path of flow, or tangential to the circle, thus :

_

10

Theoretical Ele-irients of Electro-Dynamic Macldnery.

Also, 6 ^— . •.

r

-^ = , while P is constant and

as

r

T

From this it follows that the c. g. s. flux at any point

near a long straight wire carrying a current is equal to the

c. G. s. current strength divided by half the distance from the axis of the wire in centimetres, and is directed tangent- ially to a circle drawn through the point, concentrically

with the wire, in the normal plane.

As a practical application of this result, we can readily

determine the deviating influence of such a current-convey-

ing conductor, on n. small magnet suspended in its vicinity.

Suppose the needle suspended horizontally about its axis

directly over and 40 centimetres away from a very long

horizontal wire lying in the magnetic meridian, and carry-

ing a current of 20

horizontal component of flux being 0.2 c. g. s.

amperes (2 c. G. B. units), the earth's

The flux intensity due to the current at the position occu-

o

/I

2 V 2

pied by the needle will be = -

= 0.1.

Each pole

of the needle will therefore be acted upon by two horizon-

tal component fluxes, one along the meridian plane due to

the earth's m. m. f., and = 0.2, the others at right angles to

the meridian plane, due to the ii. m. k of current, and = 0.1.

The resultant of these rectangular components will be

V'O.04 4- 0.01 =

i/o^uB 0.22.S6, and its direction will

make an angle tan~i -^ = tan~i 0.5 = 26° . 34' with the

magnetic meridian. The needle will assume the local

direction of resultant flux, and deflect through this angle

on the establishment of the current. The direction of deviation will, of course, depend on the direction of the current in the wire, but the deviation of the north pole will

always be related to the direction of the current, in the

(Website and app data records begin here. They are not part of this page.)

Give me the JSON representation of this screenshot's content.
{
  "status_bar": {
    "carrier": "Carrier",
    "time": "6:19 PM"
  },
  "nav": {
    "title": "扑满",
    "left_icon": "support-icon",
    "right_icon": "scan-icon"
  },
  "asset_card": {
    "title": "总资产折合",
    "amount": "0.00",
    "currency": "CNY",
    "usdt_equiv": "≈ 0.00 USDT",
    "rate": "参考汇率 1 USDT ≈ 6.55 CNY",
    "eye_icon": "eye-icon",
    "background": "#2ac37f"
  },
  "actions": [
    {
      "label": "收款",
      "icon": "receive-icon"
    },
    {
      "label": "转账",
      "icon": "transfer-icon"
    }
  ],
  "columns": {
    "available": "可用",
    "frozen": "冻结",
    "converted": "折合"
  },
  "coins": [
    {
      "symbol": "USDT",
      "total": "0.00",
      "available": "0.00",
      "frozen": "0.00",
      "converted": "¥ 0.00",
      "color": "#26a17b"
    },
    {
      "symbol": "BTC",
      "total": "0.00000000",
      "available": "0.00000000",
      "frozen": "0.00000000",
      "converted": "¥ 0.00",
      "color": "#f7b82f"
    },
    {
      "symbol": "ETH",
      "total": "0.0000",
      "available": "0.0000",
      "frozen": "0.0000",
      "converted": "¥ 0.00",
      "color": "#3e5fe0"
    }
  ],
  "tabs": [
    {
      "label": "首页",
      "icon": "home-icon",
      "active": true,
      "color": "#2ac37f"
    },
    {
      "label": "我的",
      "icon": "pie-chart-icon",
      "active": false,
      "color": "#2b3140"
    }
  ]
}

same manner that the rotation of a nut is related to its

retreat or advance upon an ordinary right-handed screw.

The case in which the magnetic equipotential surfaces are parallel, equidistant planes is of con aiderable importance,

on account of its geometrical simplicity, and also of its

practical applications. The gradient being everywhere <;qual and in the same direction, B is everywhere equal in intensity and normal to these planes within the limits of

the distribution. This condition is termed a uniform field,

and must necessarily be confined to limited portions of a-n^

Theoretical, Elements of Electro-Dynamic Machinery.

11

magnetic circuit, when it is considered that all flux lines

are closed curves, and cannot follow straight lines for even one-half of their total circuital length. Oq the other hand,

even the most irregular and sharply curved fields can be

divided into so great & number of small elements that each

may be considered separately as a uniform field. The earth's magnetic field represented over the surface of a

small model globe would appear to be far from uniform,

but on the actual

scale uniformity appears to exist, and £

is constant (at any one moment, beyond the range of iron or

iron ore) within several hundred feet of any locality so far

as the most sensitive instruments can discern.

A uniform helix of wire was named by Ampere a solenoid. Strictly speaking the term only applies to a series of equal

and parallel conducting rings arranged in close successive

order round a tjommon axis, but the difference between a

closely wound spiral and the hypothetical arrangement is usually negligible in action. The field within an infinitely long Bolenoid carrying a current is uniform, the equipo- tential surfaces being planes normal to the axis, and di- viding the interior of the solenoid into equal compartments.

If c be the c, g. s. current circulating in the solenoid, and

n the number of turns per centimetre of length, nc will be the current turns per unit of length, and the distance between the successive integral equipotential planes will

be 1/(4 71 nc) cms.

The gradient being one erg in this

distance,